Partially feathered and squawking for meals, `alalā chicks at San Diego Zoo Global’s Keauhou Bird Conservation Center keep animal care staff busy. With nine new chicks this year, the rare bird’s population now numbers 114. `Alalā (also known as Hawaiian crows) are extinct in the wild, and the entire remaining population is managed in captivity through a collaborative effort by the Hawai`i Endangered Bird Conservation Program (HEBCP). Some of the chicks are fed and cared for by animal care staff, which the chicks never see to ensure they do not imprint on humans.
“`Alalā are very intelligent birds and are susceptible to imprinting”, said Bryce Masuda, program manager for San Diego Zoo Global. “We use puppets to hand-rear and feed the birds when they are young to keep them from imprinting onto us, so they will behave naturally as adults.”
The last `alalā were recorded in their Hawaiian forest natural habitat in 2002, where they were threatened by habitat destruction, introduced predators and avian disease. The HEBCP has been working with the species in managed care since 1993, bringing the population from a low of only 20 individuals to 114 today.

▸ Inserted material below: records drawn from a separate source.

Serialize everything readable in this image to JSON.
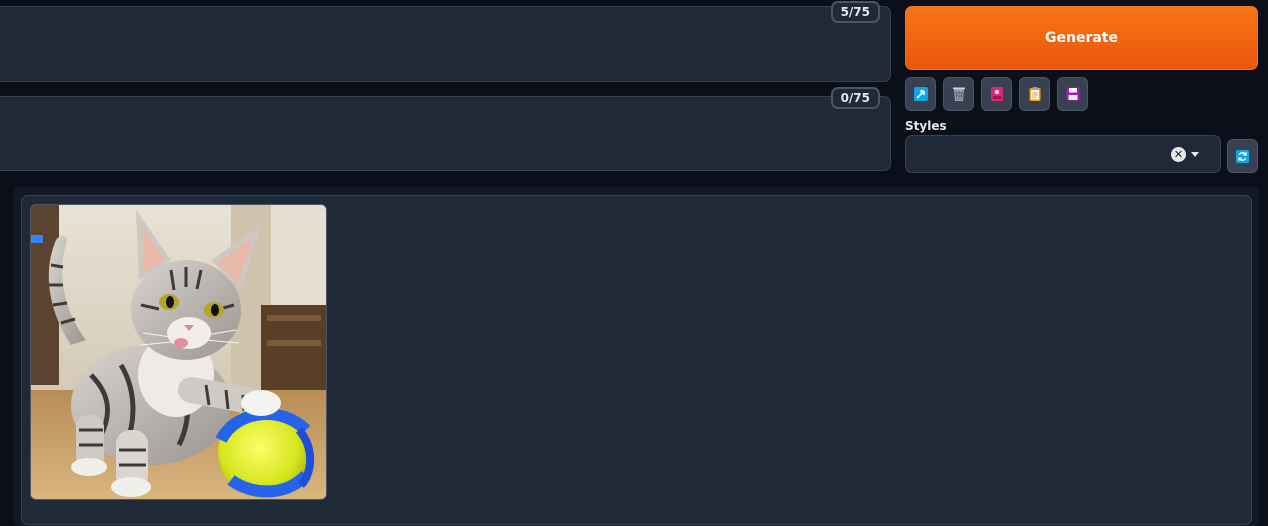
{
  "prompt": {
    "counter": "5/75",
    "value": ""
  },
  "negative_prompt": {
    "counter": "0/75",
    "value": ""
  },
  "generate": {
    "label": "Generate"
  },
  "toolbar": {
    "buttons": [
      {
        "icon": "arrow-check-icon"
      },
      {
        "icon": "trash-icon"
      },
      {
        "icon": "style-card-icon"
      },
      {
        "icon": "clipboard-icon"
      },
      {
        "icon": "save-icon"
      }
    ]
  },
  "styles": {
    "label": "Styles",
    "selected": "",
    "clear_symbol": "✕"
  },
  "gallery": {
    "images": [
      {
        "subject": "kitten-playing-with-ball"
      }
    ]
  },
  "colors": {
    "accent": "#f97316",
    "background": "#0b0f19",
    "panel": "#1f2937",
    "border": "#374151"
  }
}
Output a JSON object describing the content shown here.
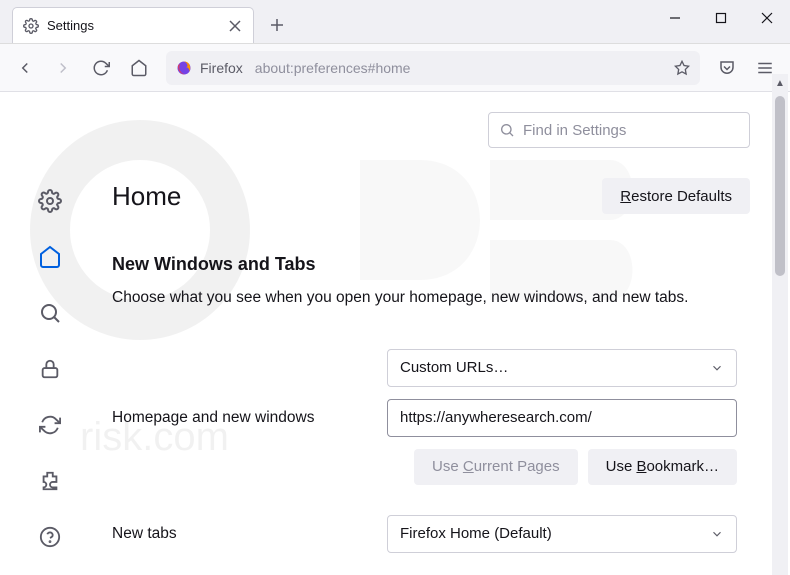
{
  "window": {
    "tab_title": "Settings",
    "url_brand": "Firefox",
    "url_addr": "about:preferences#home"
  },
  "search": {
    "placeholder": "Find in Settings"
  },
  "page": {
    "title": "Home",
    "restore_label": "Restore Defaults",
    "restore_u": "R"
  },
  "section": {
    "heading": "New Windows and Tabs",
    "desc": "Choose what you see when you open your homepage, new windows, and new tabs."
  },
  "homepage": {
    "label": "Homepage and new windows",
    "dropdown": "Custom URLs…",
    "url_value": "https://anywheresearch.com/",
    "use_current": "Use Current Pages",
    "use_current_u": "C",
    "use_bookmark": "Use Bookmark…",
    "use_bookmark_u": "B"
  },
  "newtabs": {
    "label": "New tabs",
    "dropdown": "Firefox Home (Default)"
  }
}
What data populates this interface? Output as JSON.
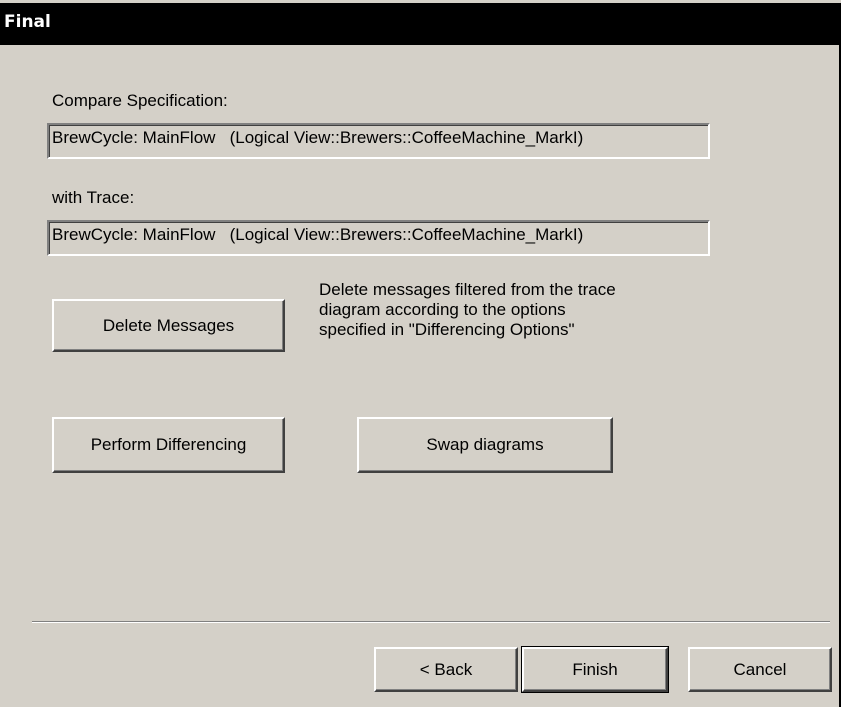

The Hawai`i Endangered Bird Conservation Program is a field program of the San Diego Zoo Institute for Conservation Research, in partnership with the State of Hawai’i Division of Forestry and Wildlife and the U.S. Fish and Wildlife Service. Planning and preparation efforts are currently underway to restore `alalā back into its vital niche within the forest ecosystem on the Big Island of Hawai`i. It is hoped that the first reintroduction activities will begin in the near future.
CONTACT: SAN DIEGO ZOO GLOBAL PUBLIC RELATIONS, 619-685-3291